I never done it. I never killed my old man. But that’s not what I told the judge, so they sentenced me here to the Lagrange-1 penal space station. Used to be they sent criminals to Australia; now they don’t even want us on the planet.
We can’t contact no one; that’s part of the punishment. We’re on our own up here. We could blow ourselves up and Earth wouldn’t pay us no nevermind. They’re getting theirs, though. Asteroid’s gonna hit Earth but good. She’s coal black and comin’ in through the sun’s glare on a wonky orbit, so they didn’t see her until she was knocking on their back door. Now they can’t do shit.
I stare out the observation window. Man, but that mother’s gonna come close enough to almost give this hellhole of a space station a kiss. I done the math and them numbers unfolded in my head quicker than I could ask the computer. They got me here in engineering ’cause I’m nuts for numbers. In school they gave me the IQ test twice, ’cause they couldn’t believe someone like me could be smart. Judge said, ‘Stacey, you could’ve done something real good with them smarts, but you blew it.’ Judge never had a crackhead for a ma, though. Judge never had to jack podcabs to pay the rent. Judge never had to kill his old man.
Not that I done it.
I never done it ’cause I only ever wanted to do something good. I had these crazy ideas rattling around in my head, like dark matter is made up of every path we never took, and once we go the speed of light, time will stop, the past will catch up, and we’ll see all them lost possibilities. I never done it ’cause I wanted to go to one of them fancy schools instead of jail. Do the math and prove my theories, like they done in the movies. Stupid, stupid, stupid. Like they’d take someone like me. That’s what they said.
I should’ve done it. I should’ve killed the old man.
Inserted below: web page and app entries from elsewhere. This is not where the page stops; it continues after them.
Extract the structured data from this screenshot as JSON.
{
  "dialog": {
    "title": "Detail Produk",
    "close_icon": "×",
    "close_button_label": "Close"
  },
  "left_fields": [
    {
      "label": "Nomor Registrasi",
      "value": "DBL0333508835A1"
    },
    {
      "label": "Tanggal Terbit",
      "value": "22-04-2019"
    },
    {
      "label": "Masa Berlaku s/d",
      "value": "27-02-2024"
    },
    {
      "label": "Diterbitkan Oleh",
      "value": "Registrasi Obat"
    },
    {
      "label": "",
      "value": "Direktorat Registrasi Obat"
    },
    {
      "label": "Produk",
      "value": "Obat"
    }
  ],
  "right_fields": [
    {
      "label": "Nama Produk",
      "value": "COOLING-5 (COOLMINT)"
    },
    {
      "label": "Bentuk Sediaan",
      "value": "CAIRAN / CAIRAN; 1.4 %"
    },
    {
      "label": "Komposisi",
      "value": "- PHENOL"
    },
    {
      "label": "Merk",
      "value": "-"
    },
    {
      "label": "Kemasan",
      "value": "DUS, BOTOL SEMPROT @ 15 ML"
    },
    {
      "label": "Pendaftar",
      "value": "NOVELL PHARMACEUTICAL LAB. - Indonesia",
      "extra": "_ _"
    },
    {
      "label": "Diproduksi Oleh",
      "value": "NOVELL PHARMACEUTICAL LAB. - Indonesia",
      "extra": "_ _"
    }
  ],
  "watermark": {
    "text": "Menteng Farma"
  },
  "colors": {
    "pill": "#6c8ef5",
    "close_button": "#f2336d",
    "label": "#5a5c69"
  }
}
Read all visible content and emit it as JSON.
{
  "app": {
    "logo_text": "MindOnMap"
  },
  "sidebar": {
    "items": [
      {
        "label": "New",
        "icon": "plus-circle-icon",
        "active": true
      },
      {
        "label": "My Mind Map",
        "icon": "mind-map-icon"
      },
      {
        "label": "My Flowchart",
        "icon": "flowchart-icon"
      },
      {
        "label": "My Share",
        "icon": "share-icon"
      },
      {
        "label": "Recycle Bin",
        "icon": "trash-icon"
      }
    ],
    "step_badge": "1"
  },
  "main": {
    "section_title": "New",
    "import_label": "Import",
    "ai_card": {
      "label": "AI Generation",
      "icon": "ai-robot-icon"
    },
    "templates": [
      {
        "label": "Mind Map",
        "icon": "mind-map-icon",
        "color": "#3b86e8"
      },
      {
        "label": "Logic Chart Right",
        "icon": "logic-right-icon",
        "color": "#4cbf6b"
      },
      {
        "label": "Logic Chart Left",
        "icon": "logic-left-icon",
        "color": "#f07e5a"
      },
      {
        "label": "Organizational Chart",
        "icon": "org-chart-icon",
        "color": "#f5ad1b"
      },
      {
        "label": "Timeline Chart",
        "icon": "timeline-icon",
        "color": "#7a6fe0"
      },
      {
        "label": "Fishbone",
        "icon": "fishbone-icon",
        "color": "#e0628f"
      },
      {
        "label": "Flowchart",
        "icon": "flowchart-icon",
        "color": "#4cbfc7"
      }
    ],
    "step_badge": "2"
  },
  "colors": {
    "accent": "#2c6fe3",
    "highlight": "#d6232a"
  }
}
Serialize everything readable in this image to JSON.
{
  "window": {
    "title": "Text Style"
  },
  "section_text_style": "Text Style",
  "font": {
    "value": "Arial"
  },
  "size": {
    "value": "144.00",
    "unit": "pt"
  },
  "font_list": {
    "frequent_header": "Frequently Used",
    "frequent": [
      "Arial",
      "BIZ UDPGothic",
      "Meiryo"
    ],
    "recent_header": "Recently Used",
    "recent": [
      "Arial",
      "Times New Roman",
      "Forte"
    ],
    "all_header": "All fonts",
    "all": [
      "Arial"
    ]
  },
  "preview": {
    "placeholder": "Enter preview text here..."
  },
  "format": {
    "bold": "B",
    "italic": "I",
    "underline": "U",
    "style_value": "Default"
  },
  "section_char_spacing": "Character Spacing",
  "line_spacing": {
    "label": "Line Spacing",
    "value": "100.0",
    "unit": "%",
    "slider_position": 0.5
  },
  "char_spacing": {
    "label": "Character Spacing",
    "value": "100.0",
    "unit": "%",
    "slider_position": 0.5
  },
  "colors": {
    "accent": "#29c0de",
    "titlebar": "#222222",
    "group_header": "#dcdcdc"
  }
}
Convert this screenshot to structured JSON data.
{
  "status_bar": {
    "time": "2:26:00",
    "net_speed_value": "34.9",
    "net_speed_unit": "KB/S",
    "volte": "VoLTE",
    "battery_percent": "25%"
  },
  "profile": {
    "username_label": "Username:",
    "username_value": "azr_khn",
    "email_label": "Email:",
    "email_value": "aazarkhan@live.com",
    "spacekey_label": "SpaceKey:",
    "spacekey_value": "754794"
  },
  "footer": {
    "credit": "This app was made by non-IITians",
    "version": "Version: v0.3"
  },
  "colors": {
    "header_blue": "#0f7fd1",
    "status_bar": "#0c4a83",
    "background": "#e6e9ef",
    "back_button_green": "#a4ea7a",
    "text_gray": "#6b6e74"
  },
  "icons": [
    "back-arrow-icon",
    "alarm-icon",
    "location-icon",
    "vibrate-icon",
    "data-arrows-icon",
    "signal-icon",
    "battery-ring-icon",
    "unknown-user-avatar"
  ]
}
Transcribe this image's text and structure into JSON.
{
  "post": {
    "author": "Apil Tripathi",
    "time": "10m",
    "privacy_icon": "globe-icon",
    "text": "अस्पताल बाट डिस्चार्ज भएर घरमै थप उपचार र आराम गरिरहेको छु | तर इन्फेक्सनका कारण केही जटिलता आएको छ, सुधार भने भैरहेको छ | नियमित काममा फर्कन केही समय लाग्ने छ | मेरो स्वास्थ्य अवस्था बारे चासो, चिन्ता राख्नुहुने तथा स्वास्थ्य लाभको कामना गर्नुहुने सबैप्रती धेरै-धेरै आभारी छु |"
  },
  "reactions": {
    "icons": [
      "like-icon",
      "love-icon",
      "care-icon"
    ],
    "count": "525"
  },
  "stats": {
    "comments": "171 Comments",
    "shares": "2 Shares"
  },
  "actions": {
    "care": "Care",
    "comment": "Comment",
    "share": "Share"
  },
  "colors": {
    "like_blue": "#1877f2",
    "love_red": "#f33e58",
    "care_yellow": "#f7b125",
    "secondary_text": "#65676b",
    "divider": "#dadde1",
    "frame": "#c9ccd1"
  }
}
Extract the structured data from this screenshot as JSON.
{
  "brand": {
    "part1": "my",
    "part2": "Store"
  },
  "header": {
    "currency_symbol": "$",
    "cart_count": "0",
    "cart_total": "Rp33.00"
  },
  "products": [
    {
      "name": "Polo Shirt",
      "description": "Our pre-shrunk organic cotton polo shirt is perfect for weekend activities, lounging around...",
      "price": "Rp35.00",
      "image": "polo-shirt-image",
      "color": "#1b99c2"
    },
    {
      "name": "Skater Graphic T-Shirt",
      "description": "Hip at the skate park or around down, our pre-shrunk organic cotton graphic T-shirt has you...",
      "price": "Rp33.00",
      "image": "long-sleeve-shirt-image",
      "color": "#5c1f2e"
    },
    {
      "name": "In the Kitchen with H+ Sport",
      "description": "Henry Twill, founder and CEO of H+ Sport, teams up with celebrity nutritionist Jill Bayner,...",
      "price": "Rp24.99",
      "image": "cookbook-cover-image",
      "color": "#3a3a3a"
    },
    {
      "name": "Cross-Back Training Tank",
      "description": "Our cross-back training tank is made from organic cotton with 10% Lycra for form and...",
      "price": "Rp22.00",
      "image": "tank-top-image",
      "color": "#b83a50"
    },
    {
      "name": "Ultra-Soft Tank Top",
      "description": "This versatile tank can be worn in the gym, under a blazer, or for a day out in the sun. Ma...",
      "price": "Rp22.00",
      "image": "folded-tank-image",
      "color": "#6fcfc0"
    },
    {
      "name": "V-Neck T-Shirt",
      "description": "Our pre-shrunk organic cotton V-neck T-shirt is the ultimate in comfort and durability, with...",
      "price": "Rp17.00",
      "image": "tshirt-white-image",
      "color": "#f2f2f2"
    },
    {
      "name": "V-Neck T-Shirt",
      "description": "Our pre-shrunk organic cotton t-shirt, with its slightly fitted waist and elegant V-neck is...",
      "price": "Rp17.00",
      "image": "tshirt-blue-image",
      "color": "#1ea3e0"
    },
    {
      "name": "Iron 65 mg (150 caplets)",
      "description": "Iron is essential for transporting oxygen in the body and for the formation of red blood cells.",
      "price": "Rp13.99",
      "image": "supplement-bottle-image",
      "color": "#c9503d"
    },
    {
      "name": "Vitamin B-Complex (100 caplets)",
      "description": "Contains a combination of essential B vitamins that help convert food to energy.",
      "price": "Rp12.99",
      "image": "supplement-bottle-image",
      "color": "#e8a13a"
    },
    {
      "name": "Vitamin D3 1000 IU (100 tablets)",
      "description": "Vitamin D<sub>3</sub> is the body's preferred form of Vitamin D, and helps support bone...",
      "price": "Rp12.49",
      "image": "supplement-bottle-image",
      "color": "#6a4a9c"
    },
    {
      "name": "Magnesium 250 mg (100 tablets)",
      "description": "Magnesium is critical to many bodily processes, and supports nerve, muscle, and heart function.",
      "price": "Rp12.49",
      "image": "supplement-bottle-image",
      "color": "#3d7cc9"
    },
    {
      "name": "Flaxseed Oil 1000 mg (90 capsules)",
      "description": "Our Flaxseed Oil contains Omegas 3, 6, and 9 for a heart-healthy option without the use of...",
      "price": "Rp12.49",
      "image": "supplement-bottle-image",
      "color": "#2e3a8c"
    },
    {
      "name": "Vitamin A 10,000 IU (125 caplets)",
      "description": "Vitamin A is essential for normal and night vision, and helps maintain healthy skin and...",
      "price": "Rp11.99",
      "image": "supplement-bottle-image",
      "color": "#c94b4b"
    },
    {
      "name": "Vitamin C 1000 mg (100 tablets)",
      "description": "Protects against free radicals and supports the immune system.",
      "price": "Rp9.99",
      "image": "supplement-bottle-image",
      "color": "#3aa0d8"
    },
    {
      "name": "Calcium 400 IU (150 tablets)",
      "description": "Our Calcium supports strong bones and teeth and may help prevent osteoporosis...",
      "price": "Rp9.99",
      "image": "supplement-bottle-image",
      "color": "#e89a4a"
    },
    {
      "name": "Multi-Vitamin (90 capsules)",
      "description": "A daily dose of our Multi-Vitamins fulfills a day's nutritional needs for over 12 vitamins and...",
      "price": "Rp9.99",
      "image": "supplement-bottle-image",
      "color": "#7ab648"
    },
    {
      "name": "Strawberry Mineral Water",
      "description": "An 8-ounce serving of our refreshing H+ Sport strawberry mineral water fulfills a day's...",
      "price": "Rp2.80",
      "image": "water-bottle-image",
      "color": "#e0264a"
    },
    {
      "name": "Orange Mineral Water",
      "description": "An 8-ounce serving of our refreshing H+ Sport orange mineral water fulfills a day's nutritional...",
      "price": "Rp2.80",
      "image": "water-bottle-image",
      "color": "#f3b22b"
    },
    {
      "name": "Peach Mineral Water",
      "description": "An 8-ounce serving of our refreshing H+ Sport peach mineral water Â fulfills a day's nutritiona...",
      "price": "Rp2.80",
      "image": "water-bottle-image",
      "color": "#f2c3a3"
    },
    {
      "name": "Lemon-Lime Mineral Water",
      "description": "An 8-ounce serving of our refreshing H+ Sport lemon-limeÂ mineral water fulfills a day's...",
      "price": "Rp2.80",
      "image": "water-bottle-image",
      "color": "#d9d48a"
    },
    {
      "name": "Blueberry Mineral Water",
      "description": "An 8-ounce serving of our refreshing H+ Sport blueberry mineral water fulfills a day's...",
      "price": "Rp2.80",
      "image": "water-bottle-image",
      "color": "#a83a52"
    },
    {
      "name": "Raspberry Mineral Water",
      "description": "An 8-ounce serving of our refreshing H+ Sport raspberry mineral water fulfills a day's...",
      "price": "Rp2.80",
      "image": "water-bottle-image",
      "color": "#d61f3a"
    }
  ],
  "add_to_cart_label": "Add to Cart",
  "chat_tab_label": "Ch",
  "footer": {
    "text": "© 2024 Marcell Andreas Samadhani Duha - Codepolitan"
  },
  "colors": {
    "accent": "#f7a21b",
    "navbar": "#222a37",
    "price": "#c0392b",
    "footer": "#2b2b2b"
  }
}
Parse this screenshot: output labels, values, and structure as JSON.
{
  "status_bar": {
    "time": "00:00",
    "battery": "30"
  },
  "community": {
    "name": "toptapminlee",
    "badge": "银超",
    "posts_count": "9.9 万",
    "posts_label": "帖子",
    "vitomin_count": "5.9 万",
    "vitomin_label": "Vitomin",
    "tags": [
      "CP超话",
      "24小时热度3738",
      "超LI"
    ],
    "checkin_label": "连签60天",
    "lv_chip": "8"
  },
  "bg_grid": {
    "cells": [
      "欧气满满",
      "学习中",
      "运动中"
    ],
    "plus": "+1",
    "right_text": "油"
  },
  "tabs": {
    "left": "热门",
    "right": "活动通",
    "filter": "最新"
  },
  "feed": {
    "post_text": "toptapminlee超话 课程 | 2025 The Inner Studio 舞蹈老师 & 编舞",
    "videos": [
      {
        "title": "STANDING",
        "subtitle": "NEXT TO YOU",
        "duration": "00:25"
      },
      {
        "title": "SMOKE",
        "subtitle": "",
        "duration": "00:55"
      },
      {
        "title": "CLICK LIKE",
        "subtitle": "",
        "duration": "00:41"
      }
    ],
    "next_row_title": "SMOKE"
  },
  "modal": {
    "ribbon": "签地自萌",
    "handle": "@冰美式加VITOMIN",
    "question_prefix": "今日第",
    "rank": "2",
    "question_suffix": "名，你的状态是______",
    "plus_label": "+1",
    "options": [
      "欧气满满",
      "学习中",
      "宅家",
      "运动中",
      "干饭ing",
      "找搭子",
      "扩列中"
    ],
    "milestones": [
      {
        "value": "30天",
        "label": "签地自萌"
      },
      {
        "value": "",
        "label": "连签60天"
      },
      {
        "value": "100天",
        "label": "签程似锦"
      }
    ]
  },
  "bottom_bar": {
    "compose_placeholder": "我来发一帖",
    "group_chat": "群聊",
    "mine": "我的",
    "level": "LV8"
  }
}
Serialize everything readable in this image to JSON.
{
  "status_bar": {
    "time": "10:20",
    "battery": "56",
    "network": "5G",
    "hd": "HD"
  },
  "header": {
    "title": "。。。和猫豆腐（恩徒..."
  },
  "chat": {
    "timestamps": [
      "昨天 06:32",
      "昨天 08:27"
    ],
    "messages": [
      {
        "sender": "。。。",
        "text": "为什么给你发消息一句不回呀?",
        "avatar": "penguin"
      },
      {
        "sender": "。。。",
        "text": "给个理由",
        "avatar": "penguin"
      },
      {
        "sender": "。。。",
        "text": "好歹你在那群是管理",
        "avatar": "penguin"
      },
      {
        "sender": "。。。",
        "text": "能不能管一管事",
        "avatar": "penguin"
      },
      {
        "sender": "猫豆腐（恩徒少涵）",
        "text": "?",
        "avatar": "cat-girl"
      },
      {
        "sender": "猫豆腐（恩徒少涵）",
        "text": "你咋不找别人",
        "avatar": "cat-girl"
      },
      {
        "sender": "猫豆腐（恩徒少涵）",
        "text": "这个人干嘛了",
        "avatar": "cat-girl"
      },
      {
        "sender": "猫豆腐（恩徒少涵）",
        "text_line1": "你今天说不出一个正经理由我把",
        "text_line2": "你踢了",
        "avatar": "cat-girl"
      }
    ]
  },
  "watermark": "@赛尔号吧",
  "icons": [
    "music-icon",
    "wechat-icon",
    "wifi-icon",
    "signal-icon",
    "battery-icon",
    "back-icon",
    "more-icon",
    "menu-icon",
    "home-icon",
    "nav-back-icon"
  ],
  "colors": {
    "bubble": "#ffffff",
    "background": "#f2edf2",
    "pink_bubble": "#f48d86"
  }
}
When they found out I was smart, I guess they thought they better test my kid sister. I didn’t need no test telling me Mari was off the charts. She was crazy smart, maybe more crazy than smart, but that’s how it goes. She’d drag roadkill home just so she could cut ’em up. She was that desperate to know how them animals worked.
After they stuck me here, Mari sent me holograms, real regular like. And for a while she done good.
Then her crazy came back.
Stacey, them voices is scaring me.
I stare at the asteroid. Mari’s crazy always came back. Every time the old man battered her. Every time he put her on the streets. And when she—
Stacey, I keep thinkin’ on what I done.
When we was kids I tried to get her some help, but we didn’t have no insurance, and the doctors turned us away.
Stacey, help me.
I couldn’t holo her back, ’cause that’s part of the punishment.
Stacey, I can’t live like this. I’m so sorry.
Mari said them last words real soft like, but they hit me harder than my old man’s fists ever did.
I hacked the comm system, then navigation. Screamed at Earth day and night, begging for them to help her. Said I was gonna ram this space station right up their ass unless they let me talk to her. They was all set to blow us to hell.
Until the asteroid showed up. Now it’s their turn to beg.
The asteroid does this slow roll, but it’s really the space station spinning. Just like my guts.
When Mari got pregnant, the old man thought he could beat it out of her. He was right.
Later I found her bent over him. The hairs stood up on the back of my neck because she was—
Why you lookin’ at me like that, Stacey? It’s just a dog got hit by a car, poor thing.
Mari done it.
Slit the old man from taint to teeth while he was passed out drunk. Guts laid out all over the place, labelled real neat like.
I took the rap ’cause it should’ve been me that done it. ‘Cause Mari was gonna cure cancer. ‘Cause I only ever wanted to do something good.
The comm system squawks again. Stacey, please help us.
Earth sent word to me last week. They only send word when somebody dies. That’s part of the punishment.
I scream at Earth to go to hell. No one ever helped me. Or Mari.
She jumped from a bridge. That’s what they said. They was real sorry. That’s what they said. You’re our last hope, Stacey.
That’s what they said.
I pound the comm panel so the pain lashing through my guts goes to my fists instead. I got so much hate. For this prison full of killers like the old man. For myself. For Earth.
But Earth’s gotta have another kid like Mari, statistics-wise. I know it ’cause I done the math.
I go ahead and let them numbers run free in my head. Mass and orbits and trajectories unfold like magic, just like they always done. I punch them into the computer and we accelerate.
The asteroid fills the window. It’s battered and full of craters, but it’ll go on for a few more million years. Just on a different path is all. I can make out screams coming from behind the barricaded door.
Before it hits, I think of all them lost possibilities. On what me and Mari would’ve done in some other timeline. How if we got a push in another direction, it might have been enough to change our trajectories. Mari would’ve done something great; I know that in my gut. Me, maybe I would’ve proved a couple theories. Maybe not. But I like to think so.
‘Cause I only ever wanted to do something good.